(Collection entries)
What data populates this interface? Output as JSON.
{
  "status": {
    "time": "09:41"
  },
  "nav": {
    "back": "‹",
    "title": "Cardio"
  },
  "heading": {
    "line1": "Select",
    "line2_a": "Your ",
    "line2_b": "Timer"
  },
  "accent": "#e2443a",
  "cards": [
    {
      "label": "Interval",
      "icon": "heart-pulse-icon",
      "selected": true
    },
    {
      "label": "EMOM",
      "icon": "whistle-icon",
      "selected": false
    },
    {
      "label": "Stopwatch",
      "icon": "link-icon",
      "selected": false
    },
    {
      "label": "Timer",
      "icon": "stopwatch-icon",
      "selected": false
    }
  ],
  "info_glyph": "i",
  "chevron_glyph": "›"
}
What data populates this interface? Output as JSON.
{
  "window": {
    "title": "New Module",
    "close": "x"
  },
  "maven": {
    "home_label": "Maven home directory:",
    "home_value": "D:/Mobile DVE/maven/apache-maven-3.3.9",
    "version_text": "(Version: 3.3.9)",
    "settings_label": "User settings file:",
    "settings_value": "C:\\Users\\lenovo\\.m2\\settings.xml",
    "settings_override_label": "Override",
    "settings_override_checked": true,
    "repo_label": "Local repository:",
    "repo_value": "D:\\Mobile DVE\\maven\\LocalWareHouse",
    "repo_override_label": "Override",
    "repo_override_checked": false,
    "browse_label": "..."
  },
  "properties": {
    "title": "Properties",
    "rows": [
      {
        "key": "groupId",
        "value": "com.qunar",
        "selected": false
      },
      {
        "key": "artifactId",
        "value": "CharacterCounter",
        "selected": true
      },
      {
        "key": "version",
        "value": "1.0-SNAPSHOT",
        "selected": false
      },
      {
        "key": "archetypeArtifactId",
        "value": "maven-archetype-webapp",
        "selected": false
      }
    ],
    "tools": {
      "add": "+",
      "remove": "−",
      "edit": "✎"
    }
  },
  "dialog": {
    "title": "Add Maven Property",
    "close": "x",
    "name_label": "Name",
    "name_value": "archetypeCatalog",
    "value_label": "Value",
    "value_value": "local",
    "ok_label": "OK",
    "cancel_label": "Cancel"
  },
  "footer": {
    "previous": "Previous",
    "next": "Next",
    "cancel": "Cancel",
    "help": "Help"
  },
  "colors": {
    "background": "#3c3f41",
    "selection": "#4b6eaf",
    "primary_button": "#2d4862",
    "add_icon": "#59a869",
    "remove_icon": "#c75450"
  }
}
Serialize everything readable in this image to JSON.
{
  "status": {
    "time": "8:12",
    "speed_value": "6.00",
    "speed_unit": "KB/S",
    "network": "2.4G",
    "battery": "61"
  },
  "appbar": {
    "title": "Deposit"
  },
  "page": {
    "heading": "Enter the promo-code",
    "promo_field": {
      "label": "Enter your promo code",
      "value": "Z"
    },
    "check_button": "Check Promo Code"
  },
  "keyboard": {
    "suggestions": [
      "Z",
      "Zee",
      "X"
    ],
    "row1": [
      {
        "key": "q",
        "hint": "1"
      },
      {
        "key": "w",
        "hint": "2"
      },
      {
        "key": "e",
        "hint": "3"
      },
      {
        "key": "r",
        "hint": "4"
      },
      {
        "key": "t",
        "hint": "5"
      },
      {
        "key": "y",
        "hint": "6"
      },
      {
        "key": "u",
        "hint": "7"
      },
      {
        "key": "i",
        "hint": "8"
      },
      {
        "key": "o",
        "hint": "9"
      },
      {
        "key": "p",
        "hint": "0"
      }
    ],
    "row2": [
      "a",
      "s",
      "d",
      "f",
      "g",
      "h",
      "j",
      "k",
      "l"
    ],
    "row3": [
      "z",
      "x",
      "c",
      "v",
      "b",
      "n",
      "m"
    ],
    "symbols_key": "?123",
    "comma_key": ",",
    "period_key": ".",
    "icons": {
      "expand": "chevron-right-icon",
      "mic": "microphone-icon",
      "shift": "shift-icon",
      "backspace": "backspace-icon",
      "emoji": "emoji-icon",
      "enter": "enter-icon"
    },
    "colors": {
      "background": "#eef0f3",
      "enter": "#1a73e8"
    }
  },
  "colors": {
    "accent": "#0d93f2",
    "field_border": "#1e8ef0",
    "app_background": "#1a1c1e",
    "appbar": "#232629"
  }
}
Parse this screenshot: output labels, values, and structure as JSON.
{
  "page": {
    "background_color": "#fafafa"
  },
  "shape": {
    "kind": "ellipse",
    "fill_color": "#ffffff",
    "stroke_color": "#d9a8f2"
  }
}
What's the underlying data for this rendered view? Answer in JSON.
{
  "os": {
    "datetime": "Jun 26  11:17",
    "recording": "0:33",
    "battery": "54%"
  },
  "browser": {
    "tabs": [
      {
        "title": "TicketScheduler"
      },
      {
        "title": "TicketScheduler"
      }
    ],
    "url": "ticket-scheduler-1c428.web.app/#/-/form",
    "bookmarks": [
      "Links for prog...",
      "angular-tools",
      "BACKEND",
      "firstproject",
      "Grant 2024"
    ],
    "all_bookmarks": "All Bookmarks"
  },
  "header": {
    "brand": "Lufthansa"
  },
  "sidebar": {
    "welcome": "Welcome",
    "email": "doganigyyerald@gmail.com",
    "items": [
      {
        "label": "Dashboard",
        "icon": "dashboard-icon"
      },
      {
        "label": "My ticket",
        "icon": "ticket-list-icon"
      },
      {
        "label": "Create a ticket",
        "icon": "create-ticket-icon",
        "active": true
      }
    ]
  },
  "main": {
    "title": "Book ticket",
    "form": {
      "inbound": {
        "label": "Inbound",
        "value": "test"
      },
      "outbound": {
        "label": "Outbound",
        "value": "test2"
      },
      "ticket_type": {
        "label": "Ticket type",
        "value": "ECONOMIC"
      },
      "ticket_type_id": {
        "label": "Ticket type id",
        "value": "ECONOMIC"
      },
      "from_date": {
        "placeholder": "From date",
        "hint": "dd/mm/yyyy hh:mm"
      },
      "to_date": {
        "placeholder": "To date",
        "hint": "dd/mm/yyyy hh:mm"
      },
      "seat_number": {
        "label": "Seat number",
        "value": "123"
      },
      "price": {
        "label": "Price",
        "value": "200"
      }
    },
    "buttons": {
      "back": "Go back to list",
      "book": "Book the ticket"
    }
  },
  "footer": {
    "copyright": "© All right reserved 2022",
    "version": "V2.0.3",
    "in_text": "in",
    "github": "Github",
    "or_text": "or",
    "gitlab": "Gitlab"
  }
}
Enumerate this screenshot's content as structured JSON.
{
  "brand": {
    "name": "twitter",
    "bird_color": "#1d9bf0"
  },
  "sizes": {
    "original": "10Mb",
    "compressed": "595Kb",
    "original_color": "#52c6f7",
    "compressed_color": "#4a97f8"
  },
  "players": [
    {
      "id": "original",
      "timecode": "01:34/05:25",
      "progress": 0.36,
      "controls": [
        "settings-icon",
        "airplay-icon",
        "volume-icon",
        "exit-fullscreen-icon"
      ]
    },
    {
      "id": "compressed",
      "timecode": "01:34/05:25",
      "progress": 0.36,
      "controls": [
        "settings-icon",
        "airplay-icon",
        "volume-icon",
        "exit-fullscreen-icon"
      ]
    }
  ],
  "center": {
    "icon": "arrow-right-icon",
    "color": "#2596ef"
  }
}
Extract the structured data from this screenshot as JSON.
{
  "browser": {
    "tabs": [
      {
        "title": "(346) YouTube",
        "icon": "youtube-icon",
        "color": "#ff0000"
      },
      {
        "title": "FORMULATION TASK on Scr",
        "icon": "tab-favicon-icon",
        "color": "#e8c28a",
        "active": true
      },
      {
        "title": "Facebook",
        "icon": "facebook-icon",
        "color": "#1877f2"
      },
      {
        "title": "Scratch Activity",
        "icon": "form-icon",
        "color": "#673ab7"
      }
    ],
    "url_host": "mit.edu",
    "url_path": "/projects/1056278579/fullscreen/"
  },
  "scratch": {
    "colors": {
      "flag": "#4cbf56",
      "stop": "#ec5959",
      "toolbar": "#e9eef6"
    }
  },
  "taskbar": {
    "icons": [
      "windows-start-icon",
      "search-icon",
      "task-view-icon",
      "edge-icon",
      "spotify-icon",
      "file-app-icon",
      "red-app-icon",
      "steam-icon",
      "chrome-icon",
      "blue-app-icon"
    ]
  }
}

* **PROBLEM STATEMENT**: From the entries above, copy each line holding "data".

* **RESPONSE**:
What data populates this interface? Output as JSON.
What data populates this interface? Output as JSON.
What's the underlying data for this rendered view? Answer in JSON.
Extract the structured data from this screenshot as JSON.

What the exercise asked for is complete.